- REQUIREMENT -
Could you report every line of the listing below that holds the word "JSON"?

- SUPPLIED RECORDS -
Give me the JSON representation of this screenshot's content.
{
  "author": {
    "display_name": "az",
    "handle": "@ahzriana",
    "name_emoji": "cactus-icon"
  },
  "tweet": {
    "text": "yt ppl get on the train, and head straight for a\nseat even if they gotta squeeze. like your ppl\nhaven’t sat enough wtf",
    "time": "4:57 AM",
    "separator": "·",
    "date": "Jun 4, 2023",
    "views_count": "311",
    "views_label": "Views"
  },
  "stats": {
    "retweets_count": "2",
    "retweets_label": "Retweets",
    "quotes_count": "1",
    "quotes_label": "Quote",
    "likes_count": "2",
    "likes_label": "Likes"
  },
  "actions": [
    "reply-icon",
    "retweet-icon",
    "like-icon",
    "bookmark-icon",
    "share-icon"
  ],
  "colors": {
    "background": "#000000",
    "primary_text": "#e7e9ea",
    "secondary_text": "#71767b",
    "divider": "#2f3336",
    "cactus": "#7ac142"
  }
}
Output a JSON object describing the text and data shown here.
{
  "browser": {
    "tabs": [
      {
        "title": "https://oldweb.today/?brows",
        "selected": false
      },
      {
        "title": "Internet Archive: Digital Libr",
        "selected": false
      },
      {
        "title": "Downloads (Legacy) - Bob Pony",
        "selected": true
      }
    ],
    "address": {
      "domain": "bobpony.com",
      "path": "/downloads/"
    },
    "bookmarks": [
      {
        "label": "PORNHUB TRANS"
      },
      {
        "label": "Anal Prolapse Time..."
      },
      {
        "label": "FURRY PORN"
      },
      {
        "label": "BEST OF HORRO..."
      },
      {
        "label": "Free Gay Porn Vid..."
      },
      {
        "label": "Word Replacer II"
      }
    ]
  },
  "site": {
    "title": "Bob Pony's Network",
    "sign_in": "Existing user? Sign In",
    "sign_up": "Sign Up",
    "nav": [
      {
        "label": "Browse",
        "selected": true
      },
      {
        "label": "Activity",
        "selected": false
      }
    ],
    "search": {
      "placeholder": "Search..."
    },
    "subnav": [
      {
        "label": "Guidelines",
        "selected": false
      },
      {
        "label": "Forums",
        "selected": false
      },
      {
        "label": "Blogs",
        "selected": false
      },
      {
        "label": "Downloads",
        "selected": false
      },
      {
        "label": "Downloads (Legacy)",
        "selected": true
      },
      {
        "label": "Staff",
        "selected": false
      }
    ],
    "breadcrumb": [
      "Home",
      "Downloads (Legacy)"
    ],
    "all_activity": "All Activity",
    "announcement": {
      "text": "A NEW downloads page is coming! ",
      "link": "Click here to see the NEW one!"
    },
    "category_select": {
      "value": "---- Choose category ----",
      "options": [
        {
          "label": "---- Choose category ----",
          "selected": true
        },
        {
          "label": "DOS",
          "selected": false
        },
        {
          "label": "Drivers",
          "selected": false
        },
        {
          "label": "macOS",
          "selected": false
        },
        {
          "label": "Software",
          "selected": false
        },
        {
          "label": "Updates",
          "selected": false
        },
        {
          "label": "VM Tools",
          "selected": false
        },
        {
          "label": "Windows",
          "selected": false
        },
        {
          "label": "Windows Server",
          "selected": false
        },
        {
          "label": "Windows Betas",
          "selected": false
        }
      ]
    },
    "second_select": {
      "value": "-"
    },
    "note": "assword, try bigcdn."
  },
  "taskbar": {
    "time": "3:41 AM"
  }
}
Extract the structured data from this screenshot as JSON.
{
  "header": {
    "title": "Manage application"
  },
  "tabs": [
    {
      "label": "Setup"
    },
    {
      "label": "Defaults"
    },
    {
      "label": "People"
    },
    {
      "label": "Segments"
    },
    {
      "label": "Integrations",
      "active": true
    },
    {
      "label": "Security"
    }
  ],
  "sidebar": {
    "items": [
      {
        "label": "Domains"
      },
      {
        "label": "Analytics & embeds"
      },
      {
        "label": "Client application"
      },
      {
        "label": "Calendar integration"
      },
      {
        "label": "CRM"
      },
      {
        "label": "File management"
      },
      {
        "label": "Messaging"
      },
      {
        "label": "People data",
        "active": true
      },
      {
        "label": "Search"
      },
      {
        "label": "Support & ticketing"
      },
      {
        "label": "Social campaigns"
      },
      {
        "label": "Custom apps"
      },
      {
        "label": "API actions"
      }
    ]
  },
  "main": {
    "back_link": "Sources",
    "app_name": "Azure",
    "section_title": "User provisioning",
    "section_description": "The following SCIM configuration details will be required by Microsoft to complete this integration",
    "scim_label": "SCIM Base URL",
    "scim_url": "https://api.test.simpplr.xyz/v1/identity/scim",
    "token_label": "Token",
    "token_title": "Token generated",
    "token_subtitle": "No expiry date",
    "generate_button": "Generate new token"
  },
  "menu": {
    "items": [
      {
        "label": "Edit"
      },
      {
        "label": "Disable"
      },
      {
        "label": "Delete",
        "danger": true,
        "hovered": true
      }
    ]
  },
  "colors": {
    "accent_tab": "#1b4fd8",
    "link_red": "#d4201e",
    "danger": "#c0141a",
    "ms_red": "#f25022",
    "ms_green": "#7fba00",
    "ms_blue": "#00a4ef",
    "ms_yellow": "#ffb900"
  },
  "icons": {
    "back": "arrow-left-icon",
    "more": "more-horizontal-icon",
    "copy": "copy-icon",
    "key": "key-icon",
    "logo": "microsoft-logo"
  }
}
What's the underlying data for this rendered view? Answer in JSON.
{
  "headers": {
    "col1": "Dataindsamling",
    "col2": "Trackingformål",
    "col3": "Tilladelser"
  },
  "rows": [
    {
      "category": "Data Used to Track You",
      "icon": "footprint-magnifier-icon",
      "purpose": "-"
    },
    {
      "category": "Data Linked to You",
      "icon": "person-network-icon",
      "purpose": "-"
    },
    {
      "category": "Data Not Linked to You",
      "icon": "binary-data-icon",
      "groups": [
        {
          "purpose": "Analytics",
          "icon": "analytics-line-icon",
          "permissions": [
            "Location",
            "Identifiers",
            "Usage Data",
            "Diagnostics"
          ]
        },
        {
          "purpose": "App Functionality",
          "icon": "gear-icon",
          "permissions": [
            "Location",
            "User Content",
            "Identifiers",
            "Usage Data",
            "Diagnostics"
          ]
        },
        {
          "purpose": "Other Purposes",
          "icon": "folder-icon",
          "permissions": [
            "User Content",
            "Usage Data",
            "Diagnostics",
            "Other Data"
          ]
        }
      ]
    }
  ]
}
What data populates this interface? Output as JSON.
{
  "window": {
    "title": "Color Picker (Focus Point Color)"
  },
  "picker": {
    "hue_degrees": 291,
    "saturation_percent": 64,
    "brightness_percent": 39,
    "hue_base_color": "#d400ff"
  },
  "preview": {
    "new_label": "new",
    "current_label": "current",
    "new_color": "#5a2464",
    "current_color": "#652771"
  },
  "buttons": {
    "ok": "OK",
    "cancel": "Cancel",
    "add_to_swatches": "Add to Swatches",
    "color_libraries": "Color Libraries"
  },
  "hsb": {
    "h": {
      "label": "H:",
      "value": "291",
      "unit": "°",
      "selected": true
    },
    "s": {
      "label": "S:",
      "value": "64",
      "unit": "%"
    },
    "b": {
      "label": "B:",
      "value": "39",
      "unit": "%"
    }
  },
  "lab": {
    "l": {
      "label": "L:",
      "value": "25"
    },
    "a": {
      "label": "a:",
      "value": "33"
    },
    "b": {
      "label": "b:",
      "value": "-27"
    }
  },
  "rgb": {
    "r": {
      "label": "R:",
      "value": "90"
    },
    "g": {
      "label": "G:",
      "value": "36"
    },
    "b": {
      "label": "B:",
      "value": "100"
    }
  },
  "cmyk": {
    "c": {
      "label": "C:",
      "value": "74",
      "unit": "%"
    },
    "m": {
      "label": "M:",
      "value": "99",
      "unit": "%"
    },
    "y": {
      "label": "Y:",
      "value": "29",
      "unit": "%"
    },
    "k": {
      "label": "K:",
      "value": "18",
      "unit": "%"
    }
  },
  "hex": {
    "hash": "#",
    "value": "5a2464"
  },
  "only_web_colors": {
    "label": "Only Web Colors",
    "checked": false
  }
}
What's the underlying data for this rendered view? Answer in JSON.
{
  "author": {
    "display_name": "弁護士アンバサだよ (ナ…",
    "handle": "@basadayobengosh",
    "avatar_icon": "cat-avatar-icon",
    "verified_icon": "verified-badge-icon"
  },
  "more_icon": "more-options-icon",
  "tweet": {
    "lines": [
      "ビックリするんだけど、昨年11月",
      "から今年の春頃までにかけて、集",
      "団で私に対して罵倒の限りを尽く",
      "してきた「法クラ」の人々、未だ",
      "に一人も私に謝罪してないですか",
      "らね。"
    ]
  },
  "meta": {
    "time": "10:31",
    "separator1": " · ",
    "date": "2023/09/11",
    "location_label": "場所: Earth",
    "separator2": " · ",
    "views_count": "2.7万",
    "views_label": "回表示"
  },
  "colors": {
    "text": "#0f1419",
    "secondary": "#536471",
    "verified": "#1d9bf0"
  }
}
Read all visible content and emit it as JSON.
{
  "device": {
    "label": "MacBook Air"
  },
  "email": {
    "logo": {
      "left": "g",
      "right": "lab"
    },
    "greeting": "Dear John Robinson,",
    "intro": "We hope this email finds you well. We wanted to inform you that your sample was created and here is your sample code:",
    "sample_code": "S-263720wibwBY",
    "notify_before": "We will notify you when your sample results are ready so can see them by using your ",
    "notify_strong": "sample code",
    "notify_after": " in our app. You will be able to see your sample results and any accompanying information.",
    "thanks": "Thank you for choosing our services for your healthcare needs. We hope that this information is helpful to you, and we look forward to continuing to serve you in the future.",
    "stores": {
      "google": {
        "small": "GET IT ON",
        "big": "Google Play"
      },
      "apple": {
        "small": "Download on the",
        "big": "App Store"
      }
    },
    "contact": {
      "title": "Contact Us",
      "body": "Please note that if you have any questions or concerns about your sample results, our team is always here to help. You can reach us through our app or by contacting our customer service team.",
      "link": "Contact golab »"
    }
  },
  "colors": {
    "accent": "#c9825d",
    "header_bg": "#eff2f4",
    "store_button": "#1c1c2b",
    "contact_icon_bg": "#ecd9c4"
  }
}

- SOLUTION FOR THIS TASK -
Give me the JSON representation of this screenshot's content.
Output a JSON object describing the text and data shown here.
Extract the structured data from this screenshot as JSON.
What's the underlying data for this rendered view? Answer in JSON.
What data populates this interface? Output as JSON.
What's the underlying data for this rendered view? Answer in JSON.
Read all visible content and emit it as JSON.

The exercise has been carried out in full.